Connecting to a Remote Host using SSH in Mac OS X

What is SSH? What is SFTP?

SSH (Secure Shell Protocol) is a secure replacement  for telnet.  Like telnet, SSH can be used to connect to a remote host computer using an account name and password.  The advantages of SSH over telnet are:

  1. All information transmitted between your computer and the host is encrypted.  This protects your password during login as well as information transmitted after logging in.
  2. If available, you can use a publicly published “fingerprint”  for a host’s “key” to verify the host’s identity.


Make a Connection to a Remote Host
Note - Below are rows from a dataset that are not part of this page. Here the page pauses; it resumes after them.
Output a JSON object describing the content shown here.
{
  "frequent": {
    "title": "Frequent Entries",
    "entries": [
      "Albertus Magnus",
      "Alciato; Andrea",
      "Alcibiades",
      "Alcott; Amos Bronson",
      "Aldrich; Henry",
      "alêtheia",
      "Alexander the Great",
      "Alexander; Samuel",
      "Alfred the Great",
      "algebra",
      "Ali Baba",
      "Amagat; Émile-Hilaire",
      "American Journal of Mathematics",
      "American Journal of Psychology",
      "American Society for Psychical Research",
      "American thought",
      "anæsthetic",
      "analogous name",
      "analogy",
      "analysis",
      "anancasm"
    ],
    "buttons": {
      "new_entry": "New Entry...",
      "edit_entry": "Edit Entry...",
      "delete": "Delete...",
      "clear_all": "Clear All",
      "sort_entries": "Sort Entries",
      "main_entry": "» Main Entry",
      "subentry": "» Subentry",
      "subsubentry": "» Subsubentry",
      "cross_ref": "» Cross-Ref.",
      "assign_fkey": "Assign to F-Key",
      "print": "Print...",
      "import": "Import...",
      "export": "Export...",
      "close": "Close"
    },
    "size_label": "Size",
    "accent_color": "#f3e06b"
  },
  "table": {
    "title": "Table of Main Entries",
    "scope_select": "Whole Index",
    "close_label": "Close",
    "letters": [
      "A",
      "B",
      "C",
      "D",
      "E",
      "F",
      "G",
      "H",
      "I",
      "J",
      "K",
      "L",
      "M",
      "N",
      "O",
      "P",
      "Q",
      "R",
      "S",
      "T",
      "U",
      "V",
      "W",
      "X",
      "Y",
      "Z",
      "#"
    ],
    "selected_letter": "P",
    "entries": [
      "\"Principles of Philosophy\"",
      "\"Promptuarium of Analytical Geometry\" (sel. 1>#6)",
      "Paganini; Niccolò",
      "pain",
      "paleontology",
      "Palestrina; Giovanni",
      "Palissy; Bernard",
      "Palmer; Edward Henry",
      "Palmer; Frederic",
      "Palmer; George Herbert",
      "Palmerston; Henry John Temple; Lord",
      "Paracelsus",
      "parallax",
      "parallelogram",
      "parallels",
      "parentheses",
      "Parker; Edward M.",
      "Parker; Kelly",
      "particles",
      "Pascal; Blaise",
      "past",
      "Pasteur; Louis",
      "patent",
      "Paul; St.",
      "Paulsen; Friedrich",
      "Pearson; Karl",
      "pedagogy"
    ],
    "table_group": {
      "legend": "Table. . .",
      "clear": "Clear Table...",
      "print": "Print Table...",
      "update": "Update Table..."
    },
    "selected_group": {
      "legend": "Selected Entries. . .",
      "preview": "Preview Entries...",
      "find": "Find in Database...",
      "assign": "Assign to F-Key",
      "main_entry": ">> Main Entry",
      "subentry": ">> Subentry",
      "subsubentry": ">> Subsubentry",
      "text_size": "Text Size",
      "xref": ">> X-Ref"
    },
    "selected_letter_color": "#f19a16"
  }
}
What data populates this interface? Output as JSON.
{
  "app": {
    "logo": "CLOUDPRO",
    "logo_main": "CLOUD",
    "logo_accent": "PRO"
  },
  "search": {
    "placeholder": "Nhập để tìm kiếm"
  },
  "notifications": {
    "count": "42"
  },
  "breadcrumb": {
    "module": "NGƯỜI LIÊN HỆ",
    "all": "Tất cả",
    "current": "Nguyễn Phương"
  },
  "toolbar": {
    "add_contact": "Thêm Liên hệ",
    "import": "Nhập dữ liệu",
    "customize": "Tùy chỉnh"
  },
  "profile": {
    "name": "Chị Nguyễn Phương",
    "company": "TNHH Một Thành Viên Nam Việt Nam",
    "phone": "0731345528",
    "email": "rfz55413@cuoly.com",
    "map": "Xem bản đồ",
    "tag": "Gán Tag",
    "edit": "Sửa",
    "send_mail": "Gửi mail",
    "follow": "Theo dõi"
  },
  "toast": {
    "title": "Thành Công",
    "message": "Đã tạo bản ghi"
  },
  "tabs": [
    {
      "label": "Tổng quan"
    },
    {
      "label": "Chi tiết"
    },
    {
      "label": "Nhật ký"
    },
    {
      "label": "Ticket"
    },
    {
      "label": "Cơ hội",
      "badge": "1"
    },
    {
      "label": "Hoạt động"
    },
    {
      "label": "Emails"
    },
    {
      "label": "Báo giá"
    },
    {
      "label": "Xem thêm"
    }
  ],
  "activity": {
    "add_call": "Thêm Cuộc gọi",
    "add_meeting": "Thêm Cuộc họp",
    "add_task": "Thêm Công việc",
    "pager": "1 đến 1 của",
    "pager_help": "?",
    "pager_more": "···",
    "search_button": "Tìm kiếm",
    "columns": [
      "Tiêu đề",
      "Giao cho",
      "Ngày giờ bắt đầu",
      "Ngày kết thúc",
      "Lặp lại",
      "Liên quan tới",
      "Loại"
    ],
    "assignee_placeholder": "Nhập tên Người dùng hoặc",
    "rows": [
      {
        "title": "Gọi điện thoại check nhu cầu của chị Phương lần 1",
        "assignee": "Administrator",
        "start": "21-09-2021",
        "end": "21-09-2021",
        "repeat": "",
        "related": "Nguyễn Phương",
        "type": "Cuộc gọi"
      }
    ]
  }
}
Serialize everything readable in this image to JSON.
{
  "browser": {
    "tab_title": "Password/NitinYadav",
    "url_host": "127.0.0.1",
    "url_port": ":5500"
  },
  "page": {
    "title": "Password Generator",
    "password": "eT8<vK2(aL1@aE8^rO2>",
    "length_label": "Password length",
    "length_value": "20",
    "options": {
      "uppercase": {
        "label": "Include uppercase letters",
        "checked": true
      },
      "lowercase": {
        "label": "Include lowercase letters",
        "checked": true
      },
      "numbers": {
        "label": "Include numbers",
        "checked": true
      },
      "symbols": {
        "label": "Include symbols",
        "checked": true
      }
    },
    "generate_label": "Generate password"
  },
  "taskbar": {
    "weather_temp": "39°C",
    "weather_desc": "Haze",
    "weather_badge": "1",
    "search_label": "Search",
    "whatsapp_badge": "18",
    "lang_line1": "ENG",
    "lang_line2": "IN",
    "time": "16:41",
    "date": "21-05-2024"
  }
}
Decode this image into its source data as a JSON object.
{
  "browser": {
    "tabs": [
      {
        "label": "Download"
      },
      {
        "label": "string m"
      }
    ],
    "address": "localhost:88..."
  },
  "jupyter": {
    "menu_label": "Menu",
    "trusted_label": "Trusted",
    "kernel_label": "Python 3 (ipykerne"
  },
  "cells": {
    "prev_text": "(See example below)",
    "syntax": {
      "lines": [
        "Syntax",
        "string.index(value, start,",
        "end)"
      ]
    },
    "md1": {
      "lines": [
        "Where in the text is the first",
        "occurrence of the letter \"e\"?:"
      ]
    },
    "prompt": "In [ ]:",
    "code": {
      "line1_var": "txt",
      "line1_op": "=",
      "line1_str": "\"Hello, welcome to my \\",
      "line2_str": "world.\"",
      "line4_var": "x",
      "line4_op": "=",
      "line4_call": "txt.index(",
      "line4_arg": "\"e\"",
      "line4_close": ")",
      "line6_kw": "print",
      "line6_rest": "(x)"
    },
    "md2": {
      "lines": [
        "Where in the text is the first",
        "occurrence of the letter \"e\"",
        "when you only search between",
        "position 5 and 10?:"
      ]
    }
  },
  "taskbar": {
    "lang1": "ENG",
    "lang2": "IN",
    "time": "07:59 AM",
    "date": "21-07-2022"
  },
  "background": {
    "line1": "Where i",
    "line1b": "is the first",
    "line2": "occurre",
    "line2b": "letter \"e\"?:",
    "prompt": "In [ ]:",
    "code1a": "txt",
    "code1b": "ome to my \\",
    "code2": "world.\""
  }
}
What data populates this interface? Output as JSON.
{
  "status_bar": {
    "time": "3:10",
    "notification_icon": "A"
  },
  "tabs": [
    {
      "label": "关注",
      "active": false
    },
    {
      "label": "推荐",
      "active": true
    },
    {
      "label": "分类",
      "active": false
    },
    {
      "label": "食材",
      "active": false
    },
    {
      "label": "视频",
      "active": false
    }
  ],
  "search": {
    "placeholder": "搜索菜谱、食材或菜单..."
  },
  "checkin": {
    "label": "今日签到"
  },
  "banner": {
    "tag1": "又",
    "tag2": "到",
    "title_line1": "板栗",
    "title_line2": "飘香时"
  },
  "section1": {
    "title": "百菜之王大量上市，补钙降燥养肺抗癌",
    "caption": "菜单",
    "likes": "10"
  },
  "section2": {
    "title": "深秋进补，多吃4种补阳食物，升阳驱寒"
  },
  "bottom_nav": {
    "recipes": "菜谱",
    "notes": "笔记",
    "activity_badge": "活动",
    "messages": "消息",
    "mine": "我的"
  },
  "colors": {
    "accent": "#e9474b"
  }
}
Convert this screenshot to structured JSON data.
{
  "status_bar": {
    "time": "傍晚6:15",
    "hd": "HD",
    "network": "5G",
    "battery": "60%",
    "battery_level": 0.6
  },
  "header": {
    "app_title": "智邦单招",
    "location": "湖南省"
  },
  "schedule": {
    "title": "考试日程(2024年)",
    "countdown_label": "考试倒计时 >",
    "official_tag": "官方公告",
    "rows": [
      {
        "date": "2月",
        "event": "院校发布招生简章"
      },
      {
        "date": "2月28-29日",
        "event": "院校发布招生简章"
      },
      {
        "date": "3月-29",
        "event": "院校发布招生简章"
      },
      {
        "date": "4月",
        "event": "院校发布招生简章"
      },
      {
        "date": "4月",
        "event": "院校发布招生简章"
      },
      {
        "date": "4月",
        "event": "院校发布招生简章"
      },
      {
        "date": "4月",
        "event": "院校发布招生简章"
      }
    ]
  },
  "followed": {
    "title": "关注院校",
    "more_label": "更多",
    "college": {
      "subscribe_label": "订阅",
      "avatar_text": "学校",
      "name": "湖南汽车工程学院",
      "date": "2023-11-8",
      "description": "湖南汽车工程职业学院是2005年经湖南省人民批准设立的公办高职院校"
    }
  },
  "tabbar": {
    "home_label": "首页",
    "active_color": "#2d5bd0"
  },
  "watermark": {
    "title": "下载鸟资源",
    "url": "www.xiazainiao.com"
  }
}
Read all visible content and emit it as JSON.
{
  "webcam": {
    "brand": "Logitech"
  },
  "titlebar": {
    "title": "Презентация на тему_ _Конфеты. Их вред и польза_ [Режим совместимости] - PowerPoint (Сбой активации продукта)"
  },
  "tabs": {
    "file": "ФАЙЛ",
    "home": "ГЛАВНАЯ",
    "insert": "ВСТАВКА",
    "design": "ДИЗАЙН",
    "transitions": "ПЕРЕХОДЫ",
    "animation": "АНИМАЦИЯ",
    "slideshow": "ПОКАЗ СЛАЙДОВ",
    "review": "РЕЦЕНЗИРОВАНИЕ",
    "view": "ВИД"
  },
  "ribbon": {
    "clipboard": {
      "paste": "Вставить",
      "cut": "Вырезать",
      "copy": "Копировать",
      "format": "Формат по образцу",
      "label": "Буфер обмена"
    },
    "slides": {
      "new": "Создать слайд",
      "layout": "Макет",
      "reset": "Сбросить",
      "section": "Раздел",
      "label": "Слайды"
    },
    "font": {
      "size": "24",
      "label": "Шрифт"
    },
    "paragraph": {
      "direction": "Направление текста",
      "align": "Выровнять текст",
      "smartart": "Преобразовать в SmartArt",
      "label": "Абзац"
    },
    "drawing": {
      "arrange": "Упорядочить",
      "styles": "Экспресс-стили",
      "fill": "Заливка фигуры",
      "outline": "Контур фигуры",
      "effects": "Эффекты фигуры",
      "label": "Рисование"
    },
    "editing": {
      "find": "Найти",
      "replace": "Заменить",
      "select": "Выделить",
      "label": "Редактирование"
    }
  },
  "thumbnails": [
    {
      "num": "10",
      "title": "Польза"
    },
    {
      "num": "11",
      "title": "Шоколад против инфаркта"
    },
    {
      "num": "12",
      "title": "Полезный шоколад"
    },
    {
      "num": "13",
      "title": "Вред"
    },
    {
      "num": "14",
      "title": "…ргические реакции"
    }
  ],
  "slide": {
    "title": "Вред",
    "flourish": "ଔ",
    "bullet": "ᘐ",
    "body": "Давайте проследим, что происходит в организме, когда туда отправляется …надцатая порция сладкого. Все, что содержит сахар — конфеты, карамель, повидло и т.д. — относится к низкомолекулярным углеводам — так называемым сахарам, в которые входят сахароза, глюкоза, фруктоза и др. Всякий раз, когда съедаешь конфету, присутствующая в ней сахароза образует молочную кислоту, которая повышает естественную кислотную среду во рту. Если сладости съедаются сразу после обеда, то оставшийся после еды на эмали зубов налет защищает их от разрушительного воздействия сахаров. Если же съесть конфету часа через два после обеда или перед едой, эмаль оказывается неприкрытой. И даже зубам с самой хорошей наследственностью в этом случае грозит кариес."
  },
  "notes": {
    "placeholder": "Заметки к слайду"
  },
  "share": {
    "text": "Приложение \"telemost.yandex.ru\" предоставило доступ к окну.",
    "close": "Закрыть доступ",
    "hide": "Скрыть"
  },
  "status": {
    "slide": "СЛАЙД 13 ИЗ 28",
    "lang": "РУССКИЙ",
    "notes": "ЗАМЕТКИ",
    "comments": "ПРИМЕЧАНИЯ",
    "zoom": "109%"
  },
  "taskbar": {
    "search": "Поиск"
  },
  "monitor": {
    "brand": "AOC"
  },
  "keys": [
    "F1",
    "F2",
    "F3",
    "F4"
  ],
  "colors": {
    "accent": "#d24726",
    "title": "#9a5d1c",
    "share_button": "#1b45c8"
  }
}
  1. Open Terminal in the Applications > Utilities folder.
  2. Type ssh   account_name@host_name in the terminal window, where account_name is your account name on the host and host_name is the host’s full Internet name.  Press the Return key.  If you are connecting to or then replace account_name with your SFSU email account name and replace host_name with either or For example, Jane Doe, with SFSU email account janedoe, would connect to host by typing:ssh then pressing the Return key.
  3. The first time you connect to a host you will see a message similar to:

    The authenticity of host ‘ (’ can’t be established.
    RSA key fingerprint is 57:fe:4b:78:94:1e:8c:3d:28:ce:67:40:85:fe:24:85.
    Are you sure you want to continue connecting (yes/no)?

    If you are connecting to,,, or, browse to SSH/SFTP Fingerprints for DOIT Supported Hosts to verify that the displayed fingerprint matches one of the fingerprints published for the host you are connecting to. Read the sections What does it mean if the Fingerprints Don’t Match? and What if the fingerprints matched originally but now they don’t?

    • If the fingerprints do NOT match, click the Cancel button to cancel your connection. Call 415-338-1420 and ask for the Consultant On Duty or fill out aHelp Desk Service Request. Mismatched fingerprints might mean that your connection has been compromised.
    • If the fingerprints DO match, type yes then press the Return key.  You will see a message similar to:

      Warning: Permanently added ‘,’ (RSA) to the list of known hosts.

  4. Type your password when prompted then press the Return key.
  5. Use the resulting SSH session the same way you would use a telnet session.
  6. When you are finished exit your SSH session, close your terminal window, then close Terminal.


What if the Fingerprints Matched Originally but They Don’t Now?

Using the SSH client built in to Mac OS X you will you get a message similar to the following:


Someone could be eavesdropping on you right now (man-in-the-middle attack)!
It is also possible that the RSA host key has just been changed.
The fingerprint for the RSA key sent by the remote host is 57:fe:4b:78:94:1e:8c:3d:28:ce:67:40:85:fe:24:85.
Please contact your system administrator.
Add correct host key in /Users/janedoe/.ssh/known_hosts to get rid of this message.
Offending key in /Users/janedoe/.ssh/known_hosts:1
RSA host key for has changed and you have requested strict checking.
Host key verification failed.


This either means that the host has a new key and the fingerprint has changed or that you are the victim of a man-in-the-middle exploit.  In order to protect you, the Mac OS X SSH client will not let you complete the connection to this host until the old key is removed from your computer.  If you determine that the host’s key has been changed (browse to SSH/SFTP Fingerprints for DOIT Supported Hosts to see a list of current fingerprints for,,, and, ), follow these steps to remove the old key:

  1. Open Terminal in the Applications > Utilities folder.
  2. Type open   .ssh in the terminal window then press the Return key.  This opens the .ssh folder which contains the file known_hosts.
  3. Drag known_hosts into the trash then close the .ssh folder.
  4. Close Terminal.

Deleting known_hosts removes all host keys from your computer so all hosts you connect to will be treated as though you are connecting to them for the first time.

Leave a comment